From your block of translucent clay, cut a piece thin enough to go through the pasta machine on the thickest setting. (If it’s too hard or crumbly, pre-condition as necessary, but remember that over-conditioning bleached translucent clay / “Frost” may introduce more air and increase plaquing in the final product.) Continue putting the clay through the pasta machine on progressively thinner settings until it is as thin as possible (without tearing). If you don’t have a pasta machine, roll the clay very thinly with a brayer.
Place the sheet of clay on your work surface. (I prefer to cover my ceramic tile with a sheet of plastic wrap to prevent the thin sheets of clay from sticking to the tile. This also makes cleaning up easier. Wax paper will work for this purpose, too.)
Cut the clay into small, equal-sized rectangles. When cutting your rectangles, keep the following two things in mind:
1. The size of your rectangles depends on the size you want your finished mokume gane block to be. Even a modestly sized mg (mokume gane) block can yield a lot of “veneer”, so you may want to start small. If you keep a record of the materials and colors you use, you can always follow the recipe and make another, larger mg block, later on.
2. The number of rectangles you need depends on the number of paints and other materials you plan to use. You can use as many as you like, but keep in mind that the more you use, the more variety there will be among the slices you take from the mg block. For instance, a block with only three colors or materials will have those three repeated closer together in the block than in a block with nine different colors or materials. This is neither a good thing nor a bad thing, but you may have a preference, depending on the project you have in mind.
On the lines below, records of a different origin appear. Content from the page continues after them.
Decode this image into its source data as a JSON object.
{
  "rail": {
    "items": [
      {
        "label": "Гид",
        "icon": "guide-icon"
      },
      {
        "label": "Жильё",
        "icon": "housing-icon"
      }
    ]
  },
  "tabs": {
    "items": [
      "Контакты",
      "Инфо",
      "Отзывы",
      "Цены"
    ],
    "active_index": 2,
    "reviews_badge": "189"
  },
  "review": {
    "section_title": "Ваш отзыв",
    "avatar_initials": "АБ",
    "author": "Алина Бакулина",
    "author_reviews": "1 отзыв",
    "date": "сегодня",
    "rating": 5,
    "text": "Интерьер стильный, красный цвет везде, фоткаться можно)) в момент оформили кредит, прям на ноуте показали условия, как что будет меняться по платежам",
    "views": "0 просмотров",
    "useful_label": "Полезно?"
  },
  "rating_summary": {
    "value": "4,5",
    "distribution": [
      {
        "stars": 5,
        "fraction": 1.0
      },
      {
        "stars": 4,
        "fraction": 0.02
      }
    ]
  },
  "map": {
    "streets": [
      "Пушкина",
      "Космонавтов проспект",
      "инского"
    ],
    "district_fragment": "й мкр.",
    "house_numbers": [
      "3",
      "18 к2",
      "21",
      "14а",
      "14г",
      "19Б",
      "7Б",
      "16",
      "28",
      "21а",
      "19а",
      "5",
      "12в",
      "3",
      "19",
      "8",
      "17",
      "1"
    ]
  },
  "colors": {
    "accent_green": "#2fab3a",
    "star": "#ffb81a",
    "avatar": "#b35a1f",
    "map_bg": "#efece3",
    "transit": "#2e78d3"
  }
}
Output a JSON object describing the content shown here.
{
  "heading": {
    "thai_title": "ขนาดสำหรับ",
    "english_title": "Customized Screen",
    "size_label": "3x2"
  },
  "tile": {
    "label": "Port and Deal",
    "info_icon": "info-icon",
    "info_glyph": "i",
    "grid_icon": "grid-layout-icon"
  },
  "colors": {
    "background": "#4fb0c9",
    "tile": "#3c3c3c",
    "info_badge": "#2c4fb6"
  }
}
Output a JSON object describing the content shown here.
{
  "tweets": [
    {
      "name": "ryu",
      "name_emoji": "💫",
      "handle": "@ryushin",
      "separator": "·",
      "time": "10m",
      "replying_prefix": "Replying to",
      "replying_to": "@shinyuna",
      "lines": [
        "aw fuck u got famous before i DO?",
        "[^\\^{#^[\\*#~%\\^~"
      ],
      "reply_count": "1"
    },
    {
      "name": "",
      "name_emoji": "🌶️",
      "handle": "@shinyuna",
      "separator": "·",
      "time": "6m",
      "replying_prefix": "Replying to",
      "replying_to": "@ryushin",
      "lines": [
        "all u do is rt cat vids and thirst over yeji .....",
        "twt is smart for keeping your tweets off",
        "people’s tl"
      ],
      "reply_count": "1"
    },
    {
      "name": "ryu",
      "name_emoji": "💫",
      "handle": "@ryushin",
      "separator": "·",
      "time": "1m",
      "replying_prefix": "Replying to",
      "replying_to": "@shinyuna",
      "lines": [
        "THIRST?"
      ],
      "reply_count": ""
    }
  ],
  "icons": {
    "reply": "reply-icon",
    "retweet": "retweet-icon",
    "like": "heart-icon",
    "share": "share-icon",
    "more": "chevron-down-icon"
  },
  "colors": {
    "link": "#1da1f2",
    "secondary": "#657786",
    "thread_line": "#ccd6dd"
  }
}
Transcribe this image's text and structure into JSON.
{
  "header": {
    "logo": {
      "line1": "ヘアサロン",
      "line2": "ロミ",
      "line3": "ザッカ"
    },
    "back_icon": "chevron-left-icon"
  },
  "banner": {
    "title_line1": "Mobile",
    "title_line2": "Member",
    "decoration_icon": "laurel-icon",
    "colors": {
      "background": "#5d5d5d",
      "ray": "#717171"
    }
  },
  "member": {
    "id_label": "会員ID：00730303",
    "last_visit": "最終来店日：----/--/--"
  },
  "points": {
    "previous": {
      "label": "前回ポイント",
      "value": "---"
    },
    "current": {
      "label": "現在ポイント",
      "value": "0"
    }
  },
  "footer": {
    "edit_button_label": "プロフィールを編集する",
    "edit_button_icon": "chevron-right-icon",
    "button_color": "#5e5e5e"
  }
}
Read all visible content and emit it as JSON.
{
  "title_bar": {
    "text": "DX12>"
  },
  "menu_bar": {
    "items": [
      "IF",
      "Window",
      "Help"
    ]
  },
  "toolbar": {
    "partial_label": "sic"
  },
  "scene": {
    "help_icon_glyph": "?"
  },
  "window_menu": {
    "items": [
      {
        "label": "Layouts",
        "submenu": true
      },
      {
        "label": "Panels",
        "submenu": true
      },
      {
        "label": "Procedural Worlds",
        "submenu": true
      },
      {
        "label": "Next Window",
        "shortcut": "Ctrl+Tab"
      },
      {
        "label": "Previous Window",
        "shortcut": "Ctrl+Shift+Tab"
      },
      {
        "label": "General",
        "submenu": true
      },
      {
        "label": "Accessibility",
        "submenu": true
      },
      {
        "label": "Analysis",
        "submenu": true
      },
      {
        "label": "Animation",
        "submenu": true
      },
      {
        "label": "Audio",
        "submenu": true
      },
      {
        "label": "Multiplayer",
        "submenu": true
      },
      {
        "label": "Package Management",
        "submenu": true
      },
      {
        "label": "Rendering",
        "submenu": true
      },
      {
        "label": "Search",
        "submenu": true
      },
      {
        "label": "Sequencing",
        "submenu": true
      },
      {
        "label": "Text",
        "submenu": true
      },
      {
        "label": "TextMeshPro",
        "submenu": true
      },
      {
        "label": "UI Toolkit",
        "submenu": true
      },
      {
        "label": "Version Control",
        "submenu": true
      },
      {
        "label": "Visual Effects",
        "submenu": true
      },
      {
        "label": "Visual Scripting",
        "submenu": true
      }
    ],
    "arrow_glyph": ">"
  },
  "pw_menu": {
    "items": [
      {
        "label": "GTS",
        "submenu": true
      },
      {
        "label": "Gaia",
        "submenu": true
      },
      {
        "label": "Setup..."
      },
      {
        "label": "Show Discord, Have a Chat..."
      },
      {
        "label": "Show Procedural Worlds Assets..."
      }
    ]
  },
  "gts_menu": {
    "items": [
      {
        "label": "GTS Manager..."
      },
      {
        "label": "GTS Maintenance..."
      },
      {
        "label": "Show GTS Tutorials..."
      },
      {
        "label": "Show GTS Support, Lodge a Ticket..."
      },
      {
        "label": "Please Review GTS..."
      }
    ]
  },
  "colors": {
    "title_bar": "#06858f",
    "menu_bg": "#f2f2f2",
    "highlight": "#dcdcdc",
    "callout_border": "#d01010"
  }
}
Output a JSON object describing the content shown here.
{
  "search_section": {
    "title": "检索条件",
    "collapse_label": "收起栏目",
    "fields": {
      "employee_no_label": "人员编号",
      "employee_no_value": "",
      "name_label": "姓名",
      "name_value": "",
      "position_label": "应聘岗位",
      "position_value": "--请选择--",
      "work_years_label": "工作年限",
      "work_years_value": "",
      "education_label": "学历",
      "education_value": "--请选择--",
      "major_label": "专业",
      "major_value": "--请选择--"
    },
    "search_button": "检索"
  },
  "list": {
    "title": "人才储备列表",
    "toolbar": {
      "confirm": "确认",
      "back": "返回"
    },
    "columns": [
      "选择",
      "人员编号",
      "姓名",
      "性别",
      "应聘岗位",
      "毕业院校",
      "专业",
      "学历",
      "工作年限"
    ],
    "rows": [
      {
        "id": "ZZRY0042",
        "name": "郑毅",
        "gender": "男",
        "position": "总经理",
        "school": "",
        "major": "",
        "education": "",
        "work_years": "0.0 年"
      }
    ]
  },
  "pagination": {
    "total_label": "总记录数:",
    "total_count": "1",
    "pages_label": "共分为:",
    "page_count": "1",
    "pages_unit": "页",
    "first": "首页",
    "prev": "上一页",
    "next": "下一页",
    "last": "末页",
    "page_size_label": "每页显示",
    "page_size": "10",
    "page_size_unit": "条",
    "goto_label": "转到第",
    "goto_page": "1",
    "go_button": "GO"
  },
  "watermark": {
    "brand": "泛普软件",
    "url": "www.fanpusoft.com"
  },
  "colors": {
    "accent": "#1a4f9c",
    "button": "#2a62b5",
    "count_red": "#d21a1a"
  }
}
In this instance, I used five separate colors/materials, so I needed six rectangles. You’ll always want one rectangle more than the number of materials you use. Set the extra rectangle of clay aside so you won’t forget to leave it “blank”.